C Programming

File handling using open(), read(), write() and close()
The previous examples of file handling deal with File Control Blocks (FCB). Under MSDOS v3.x (or greater) and UNIX systems, file handling is often done using handles, rather than file control blocks.

Writing programs using handles ensures portability of source code between different operating systems. Using handles allows the programmer to treat the file as a stream of characters.


open()


	#include <fcntl.h>
	int  open(  char  *filename,  int  access,  int  permission  );

The available access modes are


	O_RDONLY		O_WRONLY		O_RDWR
	O_APPEND		O_BINARY		O_TEXT

The permissions are


	S_IWRITE	S_IREAD	S_IWRITE | S_IREAD

The open() function returns an integer value, which is used to refer to the file. If un- successful, it returns -1, and sets the global variable errno to indicate the error type.


read()


	#include  <fcntl.h>
	int  read(  int  handle,  void  *buffer,  int  nbyte );

The read() function attempts to read nbytes from the file associated with handle, and places the characters read into buffer. If the file is opened using O_TEXT, it removes carriage returns and detects the end of the file.

The function returns the number of bytes read. On end-of-file, 0 is returned, on error it returns -1, setting errno to indicate the type of error that occurred.


write()


	#include  <fcntl.h>
	int  write(  int  handle,  void  *buffer,  int  nbyte  );

The write() function attempts to write nbytes from buffer to the file associated with handle. On text files, it expands each LF to a CR/LF.

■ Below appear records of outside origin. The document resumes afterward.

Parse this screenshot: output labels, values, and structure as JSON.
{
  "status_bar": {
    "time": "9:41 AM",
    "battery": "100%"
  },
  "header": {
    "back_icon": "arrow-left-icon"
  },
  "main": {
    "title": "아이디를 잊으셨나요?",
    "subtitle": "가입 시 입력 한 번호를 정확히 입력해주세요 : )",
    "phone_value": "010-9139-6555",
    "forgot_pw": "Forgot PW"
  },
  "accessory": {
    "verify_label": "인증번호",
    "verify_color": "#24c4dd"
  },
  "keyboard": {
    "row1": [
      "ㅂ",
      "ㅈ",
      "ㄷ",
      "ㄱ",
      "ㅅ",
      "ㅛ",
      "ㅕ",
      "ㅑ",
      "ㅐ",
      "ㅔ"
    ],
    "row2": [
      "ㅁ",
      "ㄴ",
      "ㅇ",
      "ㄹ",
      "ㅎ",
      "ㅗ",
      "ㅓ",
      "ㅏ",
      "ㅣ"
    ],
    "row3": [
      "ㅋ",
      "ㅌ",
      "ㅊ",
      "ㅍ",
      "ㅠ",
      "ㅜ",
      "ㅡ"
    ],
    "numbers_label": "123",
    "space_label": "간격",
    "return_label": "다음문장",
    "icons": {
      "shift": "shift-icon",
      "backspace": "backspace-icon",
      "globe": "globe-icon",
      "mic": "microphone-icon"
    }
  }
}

The function returns the number of bytes written to the file. A return value of -1 indicates an error, with errno set appropriately.

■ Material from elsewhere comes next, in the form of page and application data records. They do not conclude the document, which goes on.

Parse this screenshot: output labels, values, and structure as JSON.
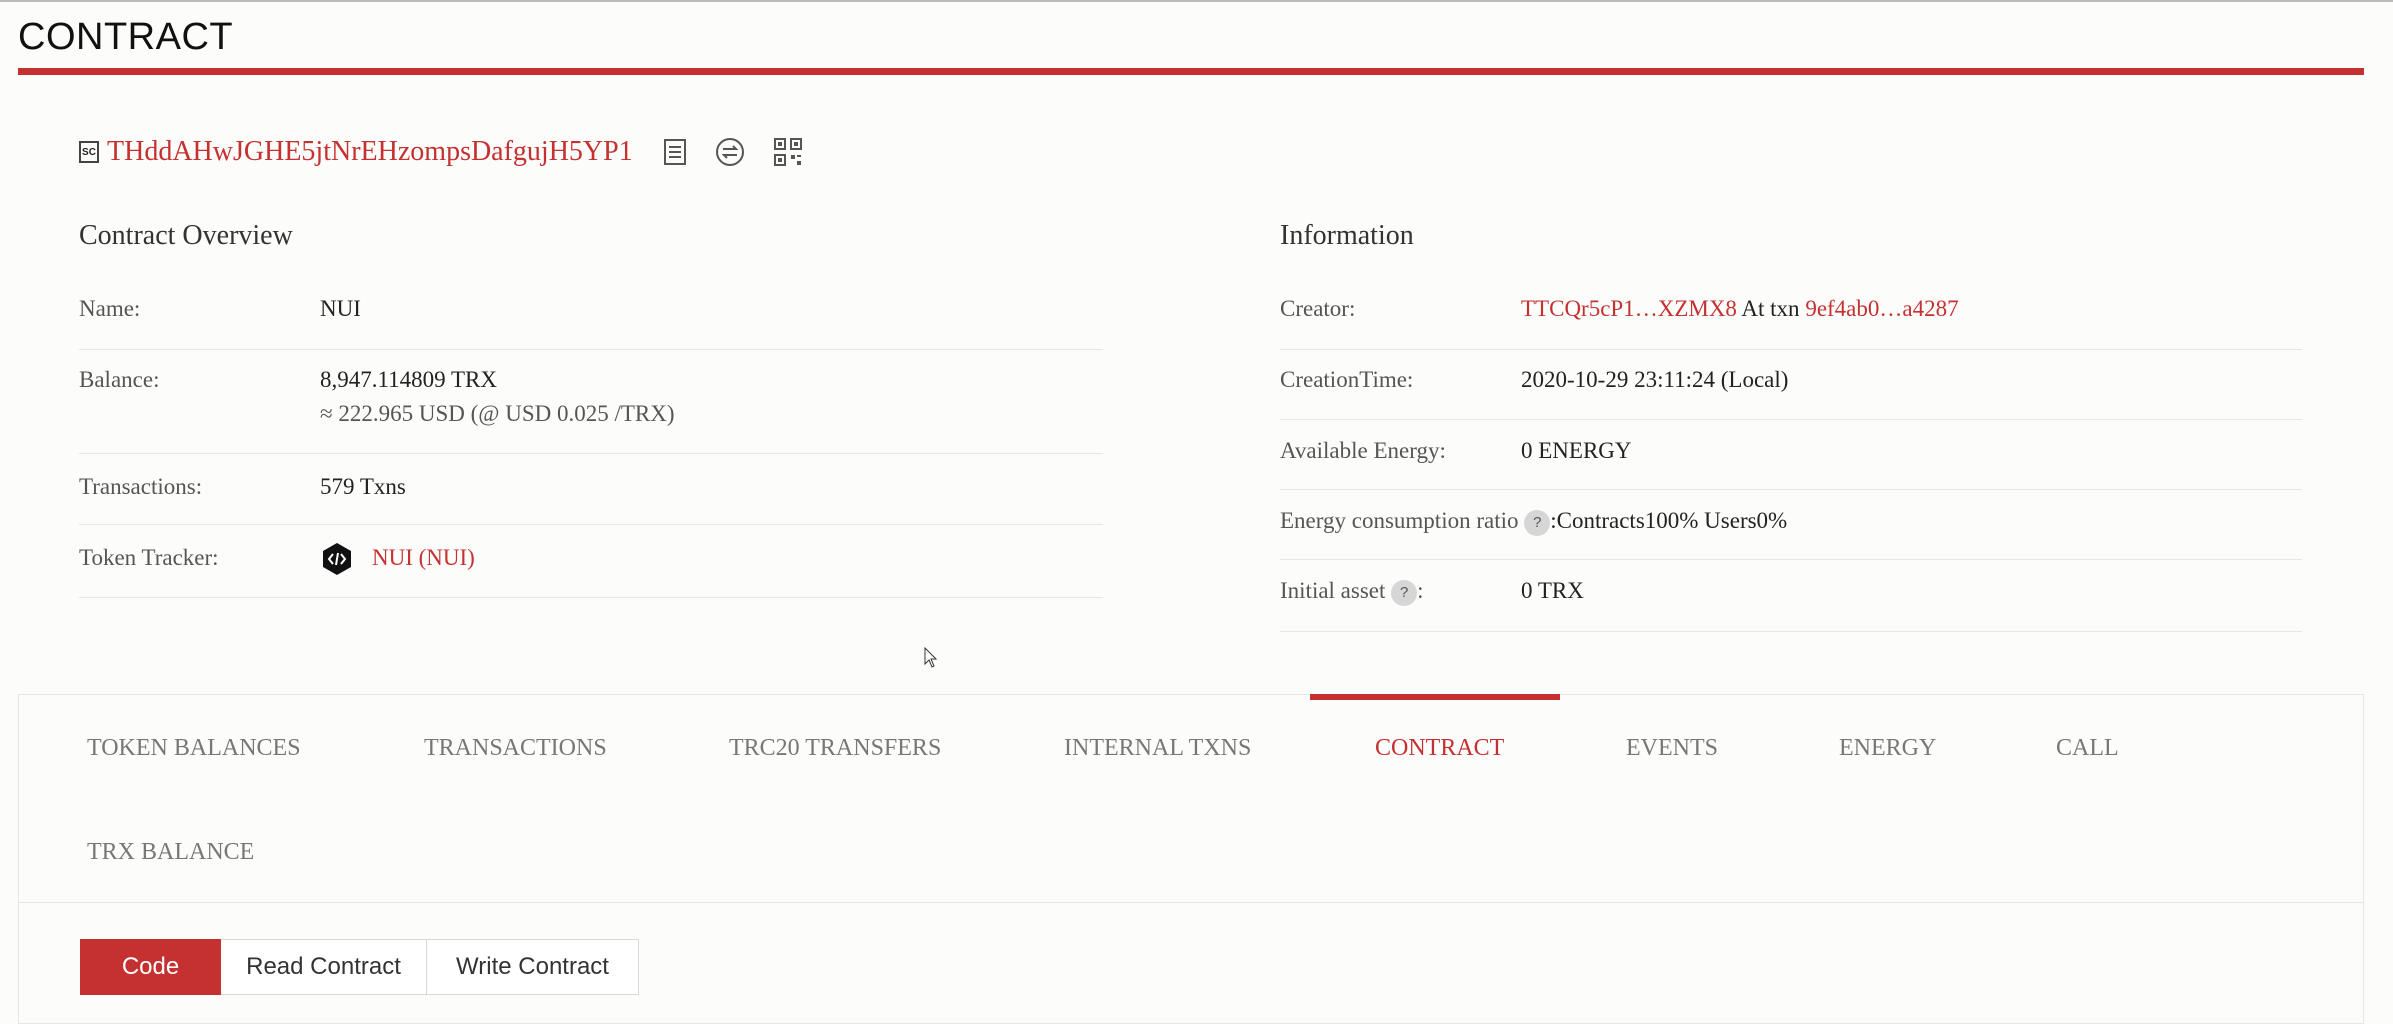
{
  "page": {
    "title": "CONTRACT"
  },
  "contract": {
    "address": "THddAHwJGHE5jtNrEHzompsDafgujH5YP1",
    "badge": "SC"
  },
  "overview": {
    "heading": "Contract Overview",
    "rows": [
      {
        "label": "Name:",
        "value": "NUI"
      },
      {
        "label": "Balance:",
        "value": "8,947.114809 TRX",
        "sub": "≈ 222.965 USD (@ USD 0.025 /TRX)"
      },
      {
        "label": "Transactions:",
        "value": "579  Txns"
      },
      {
        "label": "Token Tracker:",
        "value": "NUI (NUI)"
      }
    ]
  },
  "information": {
    "heading": "Information",
    "creator": {
      "label": "Creator:",
      "address": "TTCQr5cP1…XZMX8",
      "at_txn": "At txn",
      "txn": "9ef4ab0…a4287"
    },
    "creation_time": {
      "label": "CreationTime:",
      "value": "2020-10-29 23:11:24 (Local)"
    },
    "available_energy": {
      "label": "Available Energy:",
      "value": "0  ENERGY"
    },
    "energy_ratio": {
      "label": "Energy consumption ratio",
      "q": "?",
      "value": ":Contracts100%  Users0%"
    },
    "initial_asset": {
      "label": "Initial asset",
      "q": "?",
      "colon": ":",
      "value": "0 TRX"
    }
  },
  "tabs": [
    {
      "label": "TOKEN BALANCES",
      "active": false
    },
    {
      "label": "TRANSACTIONS",
      "active": false
    },
    {
      "label": "TRC20 TRANSFERS",
      "active": false
    },
    {
      "label": "INTERNAL TXNS",
      "active": false
    },
    {
      "label": "CONTRACT",
      "active": true
    },
    {
      "label": "EVENTS",
      "active": false
    },
    {
      "label": "ENERGY",
      "active": false
    },
    {
      "label": "CALL",
      "active": false
    },
    {
      "label": "TRX BALANCE",
      "active": false
    }
  ],
  "contract_buttons": [
    {
      "label": "Code",
      "active": true
    },
    {
      "label": "Read Contract",
      "active": false
    },
    {
      "label": "Write Contract",
      "active": false
    }
  ],
  "colors": {
    "accent": "#c53030",
    "border": "#e6e6e6",
    "background": "#fcfcfb"
  },
  "icons": [
    "copy-icon",
    "transfer-icon",
    "qr-code-icon",
    "token-code-icon",
    "mouse-cursor-icon"
  ]
}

close()


	#include  <fcntl.h>
	int  close(  int  handle  );

The close() function closes the file associated with handle. The function returns 0 if successful, -1 to indicate an error, with errno set appropriately.


ęCopyright B Brown. 1984-1999. All rights reserved.